She will need to unleash staff’s creative thinking and kindle policy dialogues by submitting unrequested background documents with information and analysis. While such documents should propose a menu of possible reforms, the director general should avoid advocating for a specific policy action.

Here, she could emulate the IMF managing director, who, when she wants to press politically sensitive topics into the executive board’s meeting agenda, quietly asks some IMF staff to prepare, “on their own responsibility”, brief and well-argued papers called “staff discussion notes”. When these are published, they elicit comments that the executive board cannot ignore.

Next, she will have to help countries understand potential spillovers of different policy choices. Beyond addressing pending WTO reforms, policy dialogues could also discreetly promote coherent policy responses to common challenges.

To avoid advocating for specific policy recommendations, the new director general should “lead from behind”. She could ask WTO staff to rely on analytical support provided by other international agencies.

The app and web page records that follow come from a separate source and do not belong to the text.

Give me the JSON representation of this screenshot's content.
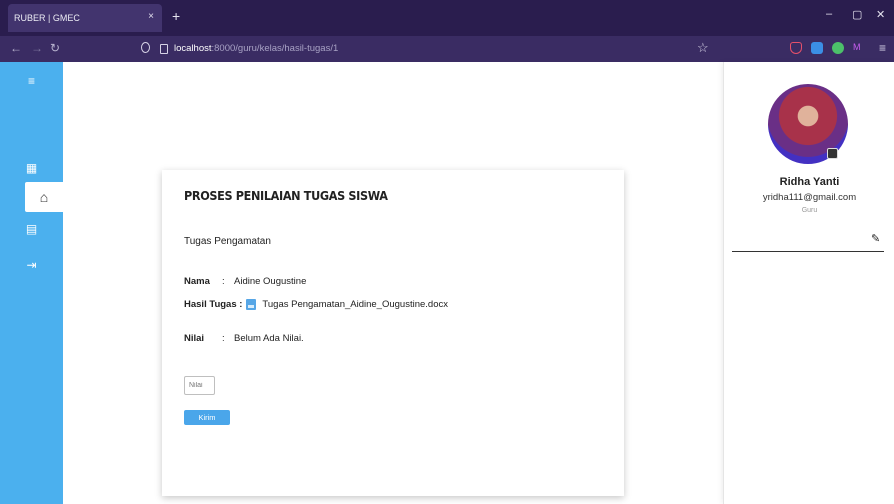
{
  "browser": {
    "tab_title": "RUBER | GMEC",
    "tab_close": "×",
    "new_tab": "+",
    "url_host": "localhost",
    "url_path": ":8000/guru/kelas/hasil-tugas/1",
    "icons": [
      "back-arrow-icon",
      "forward-arrow-icon",
      "reload-icon",
      "shield-icon",
      "page-icon",
      "bookmark-star-icon",
      "pocket-icon",
      "extension-icon",
      "menu-icon"
    ]
  },
  "sidebar": {
    "items": [
      {
        "icon": "hamburger-menu-icon",
        "glyph": "≡"
      },
      {
        "icon": "dashboard-grid-icon",
        "glyph": "▦"
      },
      {
        "icon": "home-icon",
        "glyph": "⌂"
      },
      {
        "icon": "document-icon",
        "glyph": "▤"
      },
      {
        "icon": "logout-icon",
        "glyph": "⇥"
      }
    ]
  },
  "main": {
    "title": "PROSES PENILAIAN TUGAS SISWA",
    "subtitle": "Tugas Pengamatan",
    "nama_label": "Nama",
    "nama_sep": ":",
    "nama_value": "Aidine Ougustine",
    "hasil_label": "Hasil Tugas :",
    "hasil_file": "Tugas Pengamatan_Aidine_Ougustine.docx",
    "nilai_label": "Nilai",
    "nilai_sep": ":",
    "nilai_value": "Belum Ada Nilai.",
    "nilai_placeholder": "Nilai",
    "submit_label": "Kirim"
  },
  "profile": {
    "name": "Ridha Yanti",
    "email": "yridha111@gmail.com",
    "role": "Guru"
  },
  "colors": {
    "sidebar": "#4bb0ee",
    "button": "#4aa6ea",
    "browser_chrome": "#2a1d4e"
  }
}
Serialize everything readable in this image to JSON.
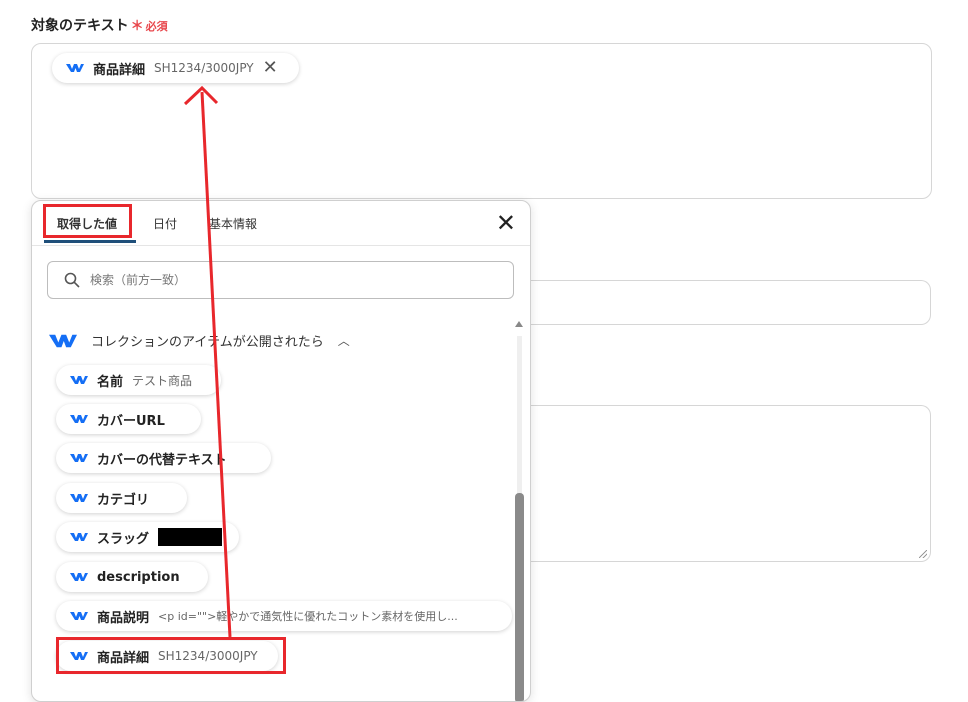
{
  "field": {
    "label": "対象のテキスト",
    "required_mark": "＊",
    "required_text": "必須"
  },
  "selected_chip": {
    "label": "商品詳細",
    "value": "SH1234/3000JPY"
  },
  "panel": {
    "tabs": [
      "取得した値",
      "日付",
      "基本情報"
    ],
    "active_tab": "取得した値",
    "search_placeholder": "検索（前方一致）",
    "group_title": "コレクションのアイテムが公開されたら",
    "items": [
      {
        "label": "名前",
        "value": "テスト商品"
      },
      {
        "label": "カバーURL",
        "value": ""
      },
      {
        "label": "カバーの代替テキスト",
        "value": ""
      },
      {
        "label": "カテゴリ",
        "value": ""
      },
      {
        "label": "スラッグ",
        "value": ""
      },
      {
        "label": "description",
        "value": ""
      },
      {
        "label": "商品説明",
        "value": "<p id=\"\">軽やかで通気性に優れたコットン素材を使用し..."
      },
      {
        "label": "商品詳細",
        "value": "SH1234/3000JPY"
      }
    ]
  },
  "colors": {
    "accent": "#1f4f7a",
    "webflow_blue": "#146ef5",
    "highlight_red": "#e8272c",
    "required_red": "#e8464b"
  },
  "icons": [
    "webflow-icon",
    "close-icon",
    "search-icon",
    "chevron-up-icon",
    "arrow-annotation"
  ]
}
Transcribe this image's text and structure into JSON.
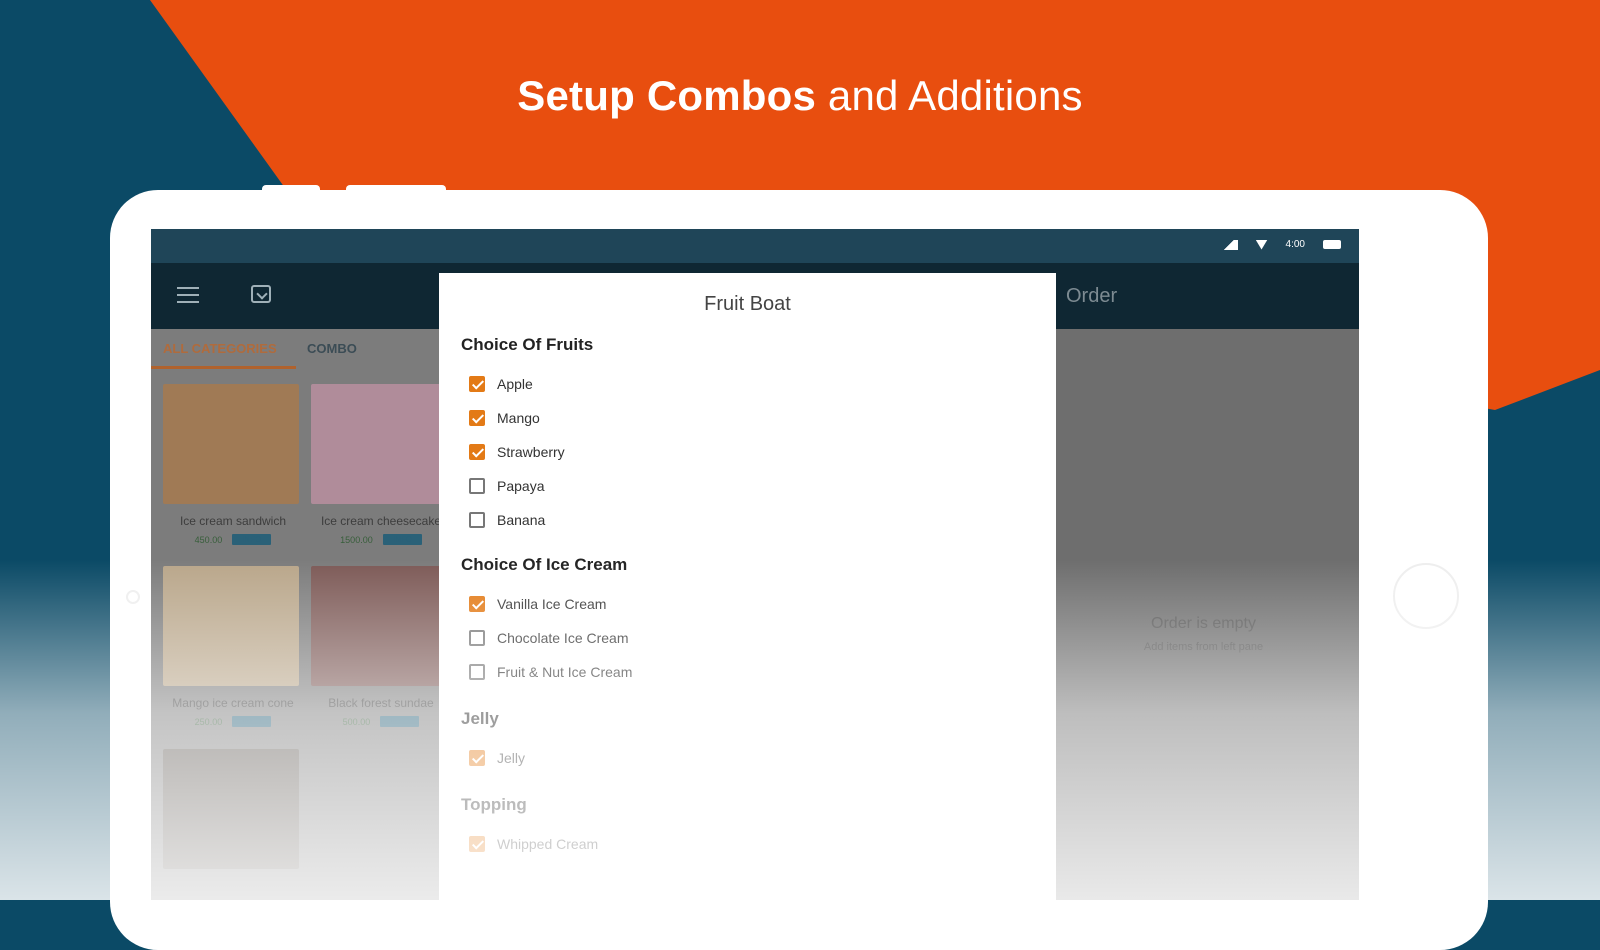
{
  "headline": {
    "bold": "Setup Combos",
    "light": "and Additions"
  },
  "app": {
    "tabs": [
      {
        "label": "ALL CATEGORIES"
      },
      {
        "label": "COMBO"
      }
    ],
    "products": [
      {
        "name": "Ice cream sandwich",
        "price": "450.00",
        "info": "INFO",
        "color": "#a07a55"
      },
      {
        "name": "Ice cream cheesecake",
        "price": "1500.00",
        "info": "INFO",
        "color": "#b08c9a"
      },
      {
        "name": "Mango ice cream cone",
        "price": "250.00",
        "info": "INFO",
        "color": "#b9a68a"
      },
      {
        "name": "Black forest sundae",
        "price": "500.00",
        "info": "INFO",
        "color": "#7d5a57"
      },
      {
        "name": "",
        "price": "",
        "info": "",
        "color": "#5c5650"
      }
    ],
    "order": {
      "title": "Order",
      "empty_title": "Order is empty",
      "empty_hint": "Add items from left pane"
    },
    "status": {
      "clock": "4:00"
    }
  },
  "dialog": {
    "title": "Fruit Boat",
    "groups": [
      {
        "title": "Choice Of Fruits",
        "options": [
          {
            "label": "Apple",
            "checked": true
          },
          {
            "label": "Mango",
            "checked": true
          },
          {
            "label": "Strawberry",
            "checked": true
          },
          {
            "label": "Papaya",
            "checked": false
          },
          {
            "label": "Banana",
            "checked": false
          }
        ]
      },
      {
        "title": "Choice Of Ice Cream",
        "options": [
          {
            "label": "Vanilla Ice Cream",
            "checked": true
          },
          {
            "label": "Chocolate Ice Cream",
            "checked": false
          },
          {
            "label": "Fruit & Nut Ice Cream",
            "checked": false
          }
        ]
      },
      {
        "title": "Jelly",
        "options": [
          {
            "label": "Jelly",
            "checked": true
          }
        ]
      },
      {
        "title": "Topping",
        "options": [
          {
            "label": "Whipped Cream",
            "checked": true
          }
        ]
      }
    ]
  },
  "colors": {
    "orange": "#e84e0f",
    "teal": "#0b4a66",
    "check": "#e37a16"
  }
}
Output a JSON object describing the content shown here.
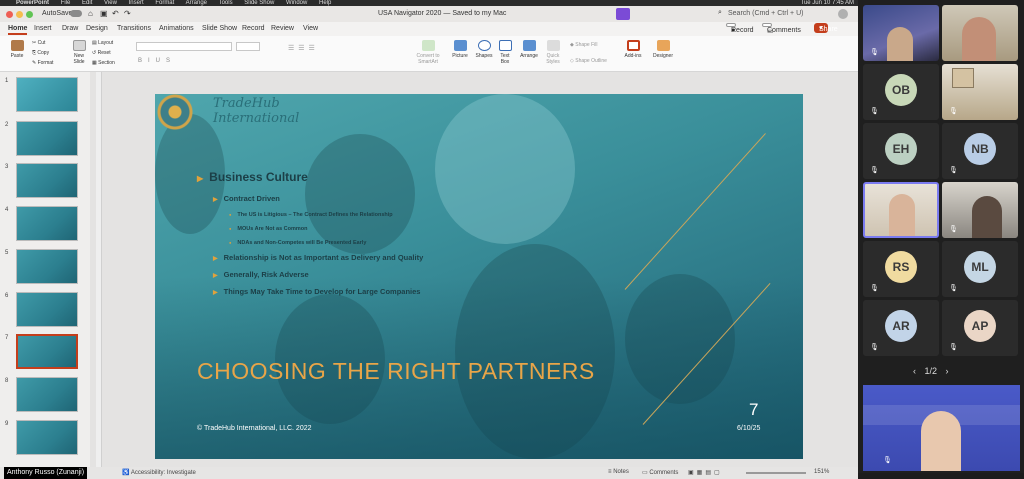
{
  "macbar": {
    "apple": "",
    "app": "PowerPoint",
    "menus": [
      "File",
      "Edit",
      "View",
      "Insert",
      "Format",
      "Arrange",
      "Tools",
      "Slide Show",
      "Window",
      "Help"
    ],
    "clock": "Tue Jun 10  7:45 AM"
  },
  "titlebar": {
    "autosave": "AutoSave",
    "doc_title": "USA Navigator 2020 — Saved to my Mac",
    "search_placeholder": "Search (Cmd + Ctrl + U)"
  },
  "tabs": [
    "Home",
    "Insert",
    "Draw",
    "Design",
    "Transitions",
    "Animations",
    "Slide Show",
    "Record",
    "Review",
    "View"
  ],
  "tabs_right": {
    "record": "Record",
    "comments": "Comments",
    "share": "Share"
  },
  "ribbon": {
    "paste": "Paste",
    "cut": "Cut",
    "copy": "Copy",
    "format": "Format",
    "new_slide": "New Slide",
    "layout": "Layout",
    "reset": "Reset",
    "section": "Section",
    "convert": "Convert to SmartArt",
    "picture": "Picture",
    "shapes": "Shapes",
    "textbox": "Text Box",
    "arrange": "Arrange",
    "quick_styles": "Quick Styles",
    "shape_fill": "Shape Fill",
    "shape_outline": "Shape Outline",
    "addins": "Add-ins",
    "designer": "Designer"
  },
  "thumbnails": [
    "1",
    "2",
    "3",
    "4",
    "5",
    "6",
    "7",
    "8",
    "9"
  ],
  "slide": {
    "logo_line1": "TradeHub",
    "logo_line2": "International",
    "heading": "Business Culture",
    "bullets": [
      {
        "level": 2,
        "text": "Contract Driven"
      },
      {
        "level": 3,
        "text": "The US is Litigious – The Contract Defines the Relationship"
      },
      {
        "level": 3,
        "text": "MOUs Are Not as Common"
      },
      {
        "level": 3,
        "text": "NDAs and Non-Competes will Be Presented Early"
      },
      {
        "level": 2,
        "text": "Relationship is Not as Important as Delivery and Quality"
      },
      {
        "level": 2,
        "text": "Generally, Risk Adverse"
      },
      {
        "level": 2,
        "text": "Things May Take Time to Develop for Large Companies"
      }
    ],
    "title": "CHOOSING THE RIGHT PARTNERS",
    "number": "7",
    "date": "6/10/25",
    "copyright": "© TradeHub International, LLC. 2022"
  },
  "statusbar": {
    "user": "Anthony Russo (Zunanji)",
    "accessibility": "Accessibility: Investigate",
    "notes": "Notes",
    "comments": "Comments",
    "zoom": "151%"
  },
  "zoom_panel": {
    "tiles": [
      "",
      "",
      "OB",
      "",
      "EH",
      "NB",
      "",
      "",
      "RS",
      "ML",
      "AR",
      "AP"
    ],
    "pager": "1/2",
    "colors": {
      "accent": "#7b7bf0",
      "avatar_bg": "#c8d8b8"
    }
  }
}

Finally, she should exploit synergies to make transparency happen. The IMF carries out annual consultations with the authorities of its 189 members. During these “Article IV consultations”, IMF staff can discuss trade-related policies, but lack WTO staff’s granular familiarity with trade issues. There is ample room for the next director general to increase cooperation between the IMF’s surveillance function and the WTO’s analogue trade policy reviews.

All these proposals would have minimal or negligible budgetary implications and none would require approval by members. They will only depend on the next director general’s determination to do “whatever it takes” to save the WTO.

This article first appeared in the South China Morning Post.

The opinions expressed in this article/multimedia are those of the author(s) and do not necessarily reflect the views of CIGI or its Board of Directors.
  • Hector Torres is a senior fellow at CIGI and a former executive director at the International Monetary Fund.